# Data
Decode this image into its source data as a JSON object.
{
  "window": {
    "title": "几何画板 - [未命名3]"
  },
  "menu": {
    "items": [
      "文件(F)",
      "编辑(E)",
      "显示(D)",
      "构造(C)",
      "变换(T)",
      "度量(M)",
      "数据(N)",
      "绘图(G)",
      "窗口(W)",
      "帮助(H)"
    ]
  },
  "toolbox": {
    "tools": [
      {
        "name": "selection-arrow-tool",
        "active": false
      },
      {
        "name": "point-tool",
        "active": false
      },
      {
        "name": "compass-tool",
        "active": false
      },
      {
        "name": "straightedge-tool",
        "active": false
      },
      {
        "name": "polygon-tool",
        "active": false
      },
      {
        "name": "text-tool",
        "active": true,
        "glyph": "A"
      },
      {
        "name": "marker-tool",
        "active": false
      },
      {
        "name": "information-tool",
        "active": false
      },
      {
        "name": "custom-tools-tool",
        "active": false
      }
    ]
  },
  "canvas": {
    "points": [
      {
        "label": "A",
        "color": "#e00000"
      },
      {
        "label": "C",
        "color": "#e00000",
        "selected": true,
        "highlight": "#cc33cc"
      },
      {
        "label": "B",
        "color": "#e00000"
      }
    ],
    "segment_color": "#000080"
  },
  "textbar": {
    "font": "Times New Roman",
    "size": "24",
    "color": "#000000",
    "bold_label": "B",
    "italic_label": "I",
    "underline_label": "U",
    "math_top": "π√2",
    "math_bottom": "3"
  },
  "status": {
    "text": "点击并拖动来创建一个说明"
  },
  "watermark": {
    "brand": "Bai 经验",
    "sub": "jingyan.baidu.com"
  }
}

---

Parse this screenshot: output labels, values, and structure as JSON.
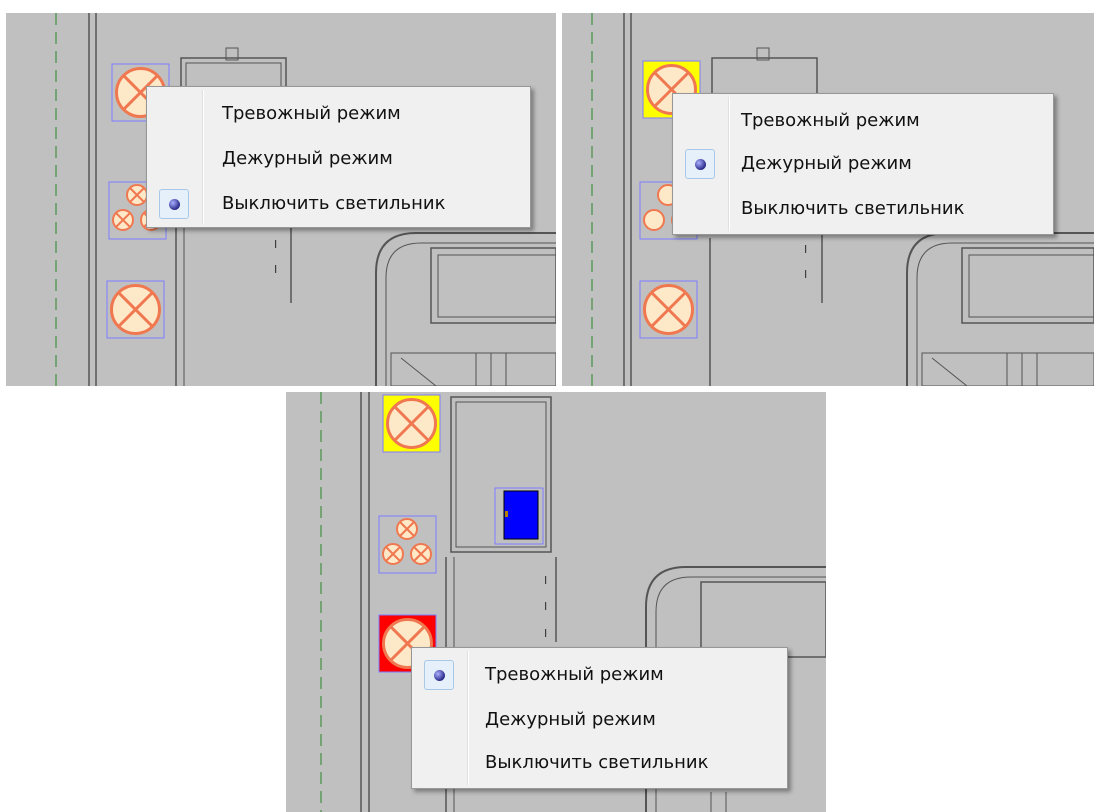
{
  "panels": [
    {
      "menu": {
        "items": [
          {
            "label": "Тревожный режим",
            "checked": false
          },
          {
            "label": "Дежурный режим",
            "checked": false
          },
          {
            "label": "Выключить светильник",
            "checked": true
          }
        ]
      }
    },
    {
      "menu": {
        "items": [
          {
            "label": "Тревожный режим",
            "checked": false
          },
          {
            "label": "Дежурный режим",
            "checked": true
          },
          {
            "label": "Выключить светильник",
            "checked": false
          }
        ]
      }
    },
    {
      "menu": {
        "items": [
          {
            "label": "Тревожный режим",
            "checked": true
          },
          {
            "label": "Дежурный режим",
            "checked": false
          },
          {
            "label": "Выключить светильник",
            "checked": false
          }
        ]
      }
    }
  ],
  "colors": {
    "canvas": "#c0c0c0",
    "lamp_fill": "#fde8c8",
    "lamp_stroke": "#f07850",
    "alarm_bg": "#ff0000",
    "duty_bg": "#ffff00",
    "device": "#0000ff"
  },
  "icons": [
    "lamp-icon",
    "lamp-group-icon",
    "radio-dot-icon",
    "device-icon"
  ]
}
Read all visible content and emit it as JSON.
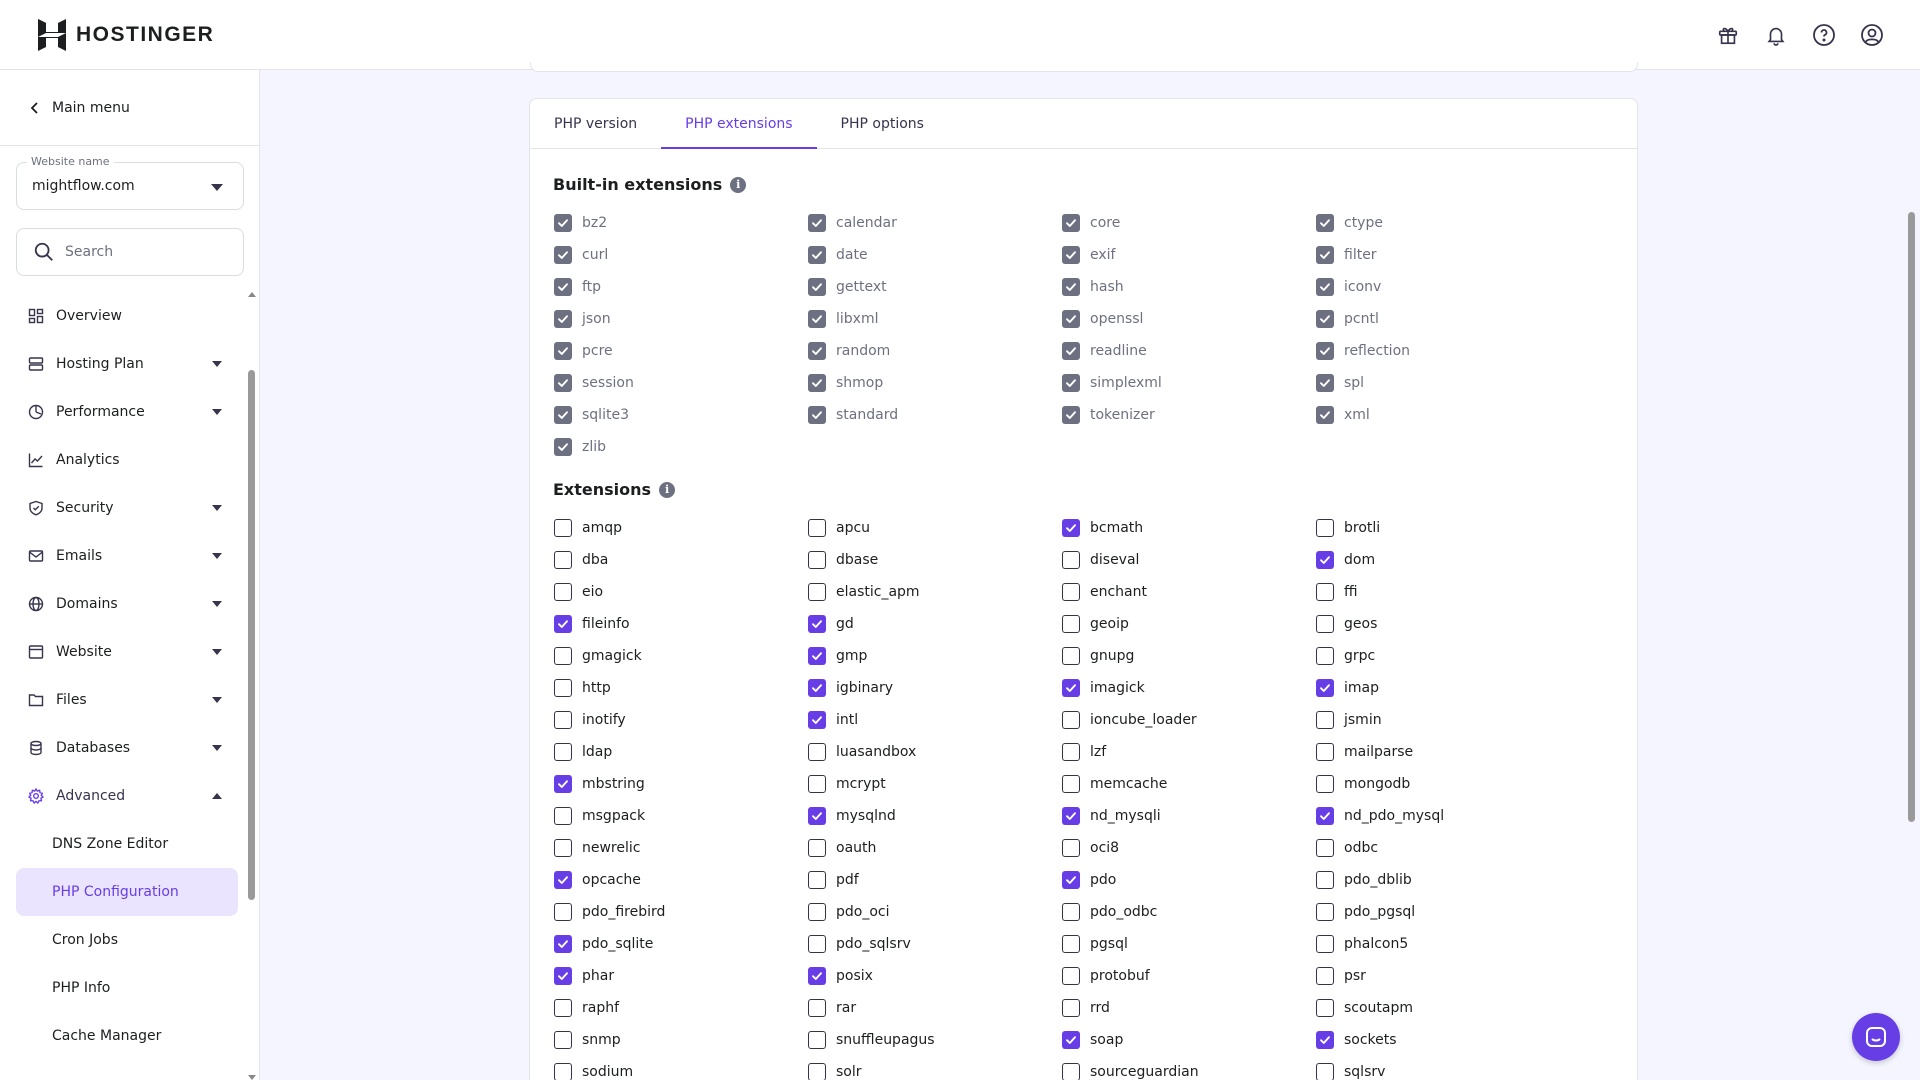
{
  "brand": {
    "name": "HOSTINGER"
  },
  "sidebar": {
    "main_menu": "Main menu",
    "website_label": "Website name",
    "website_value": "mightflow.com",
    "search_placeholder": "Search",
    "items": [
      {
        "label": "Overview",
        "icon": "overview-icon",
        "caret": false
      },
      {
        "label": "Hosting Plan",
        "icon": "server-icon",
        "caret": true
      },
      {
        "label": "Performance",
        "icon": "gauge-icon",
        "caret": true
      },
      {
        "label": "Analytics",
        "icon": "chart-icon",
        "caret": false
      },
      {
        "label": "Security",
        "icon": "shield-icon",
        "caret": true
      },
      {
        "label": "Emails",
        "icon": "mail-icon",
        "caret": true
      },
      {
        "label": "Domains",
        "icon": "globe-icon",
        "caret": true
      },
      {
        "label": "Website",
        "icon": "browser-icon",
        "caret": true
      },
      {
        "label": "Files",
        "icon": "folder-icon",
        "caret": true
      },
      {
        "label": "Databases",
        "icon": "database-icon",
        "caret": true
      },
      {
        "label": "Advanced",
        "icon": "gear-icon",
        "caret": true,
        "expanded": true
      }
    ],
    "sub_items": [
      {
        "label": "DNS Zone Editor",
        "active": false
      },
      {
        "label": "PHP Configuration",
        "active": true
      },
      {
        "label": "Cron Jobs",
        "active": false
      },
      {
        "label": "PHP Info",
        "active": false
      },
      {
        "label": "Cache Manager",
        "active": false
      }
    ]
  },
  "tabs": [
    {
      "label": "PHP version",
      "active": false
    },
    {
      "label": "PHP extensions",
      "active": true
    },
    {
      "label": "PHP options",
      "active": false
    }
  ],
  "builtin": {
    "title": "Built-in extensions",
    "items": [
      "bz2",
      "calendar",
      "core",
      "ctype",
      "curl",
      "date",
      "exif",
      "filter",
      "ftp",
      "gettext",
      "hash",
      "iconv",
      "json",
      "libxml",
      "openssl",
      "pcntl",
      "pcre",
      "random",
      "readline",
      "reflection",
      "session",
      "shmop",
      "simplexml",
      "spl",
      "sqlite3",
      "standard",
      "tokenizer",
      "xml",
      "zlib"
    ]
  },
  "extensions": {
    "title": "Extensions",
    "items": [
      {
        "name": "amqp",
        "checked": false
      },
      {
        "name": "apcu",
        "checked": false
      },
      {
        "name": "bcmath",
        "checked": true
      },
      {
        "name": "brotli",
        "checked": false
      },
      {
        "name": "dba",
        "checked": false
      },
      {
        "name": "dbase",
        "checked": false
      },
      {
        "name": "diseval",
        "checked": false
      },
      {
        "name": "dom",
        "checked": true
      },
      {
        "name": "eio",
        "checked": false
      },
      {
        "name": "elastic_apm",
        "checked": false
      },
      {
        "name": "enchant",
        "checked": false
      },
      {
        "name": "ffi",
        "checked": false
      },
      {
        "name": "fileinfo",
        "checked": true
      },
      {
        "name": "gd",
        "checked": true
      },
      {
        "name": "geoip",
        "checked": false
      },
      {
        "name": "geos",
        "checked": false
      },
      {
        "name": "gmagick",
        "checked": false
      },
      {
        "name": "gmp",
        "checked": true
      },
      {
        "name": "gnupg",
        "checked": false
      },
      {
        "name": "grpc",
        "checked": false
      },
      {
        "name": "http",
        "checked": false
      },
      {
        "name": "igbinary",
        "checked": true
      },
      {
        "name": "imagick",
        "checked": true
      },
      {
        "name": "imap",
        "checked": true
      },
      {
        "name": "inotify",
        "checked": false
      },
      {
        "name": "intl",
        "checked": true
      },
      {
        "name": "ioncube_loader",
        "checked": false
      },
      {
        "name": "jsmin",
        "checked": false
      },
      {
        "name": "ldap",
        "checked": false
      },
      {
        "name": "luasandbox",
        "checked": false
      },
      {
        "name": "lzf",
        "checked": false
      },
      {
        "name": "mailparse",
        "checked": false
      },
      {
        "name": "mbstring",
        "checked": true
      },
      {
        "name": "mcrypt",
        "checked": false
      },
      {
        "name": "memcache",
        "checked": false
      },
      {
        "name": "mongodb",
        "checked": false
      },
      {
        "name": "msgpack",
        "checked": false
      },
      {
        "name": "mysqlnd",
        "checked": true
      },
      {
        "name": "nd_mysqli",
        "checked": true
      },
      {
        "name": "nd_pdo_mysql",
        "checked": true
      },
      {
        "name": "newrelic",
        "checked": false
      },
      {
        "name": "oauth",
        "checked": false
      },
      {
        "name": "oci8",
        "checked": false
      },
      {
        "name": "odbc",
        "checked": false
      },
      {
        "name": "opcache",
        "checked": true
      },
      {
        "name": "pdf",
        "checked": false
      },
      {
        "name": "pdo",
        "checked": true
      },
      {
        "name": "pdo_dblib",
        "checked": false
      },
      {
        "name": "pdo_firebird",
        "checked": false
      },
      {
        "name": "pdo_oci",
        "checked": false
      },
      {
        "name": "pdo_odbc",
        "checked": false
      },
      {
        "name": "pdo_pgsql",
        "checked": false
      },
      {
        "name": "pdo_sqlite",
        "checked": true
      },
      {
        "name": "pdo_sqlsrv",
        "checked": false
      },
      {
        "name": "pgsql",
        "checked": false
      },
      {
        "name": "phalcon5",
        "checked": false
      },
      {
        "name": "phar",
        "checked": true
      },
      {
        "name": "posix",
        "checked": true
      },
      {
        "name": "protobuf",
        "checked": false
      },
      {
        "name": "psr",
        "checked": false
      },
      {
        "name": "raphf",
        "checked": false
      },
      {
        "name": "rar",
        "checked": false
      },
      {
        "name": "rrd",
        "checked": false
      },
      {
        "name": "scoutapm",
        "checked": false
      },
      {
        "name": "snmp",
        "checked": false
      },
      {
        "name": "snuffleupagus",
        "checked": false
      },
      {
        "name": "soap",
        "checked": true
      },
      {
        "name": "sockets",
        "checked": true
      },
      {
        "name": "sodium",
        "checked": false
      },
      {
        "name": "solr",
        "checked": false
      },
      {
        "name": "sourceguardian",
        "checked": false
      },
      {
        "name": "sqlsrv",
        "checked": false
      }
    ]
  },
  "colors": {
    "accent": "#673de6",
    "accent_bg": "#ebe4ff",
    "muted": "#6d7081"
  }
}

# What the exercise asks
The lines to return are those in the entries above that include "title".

# Solution to this problem
    "title": "几何画板 - [未命名3]"
    "title": "Built-in extensions",
    "title": "Extensions",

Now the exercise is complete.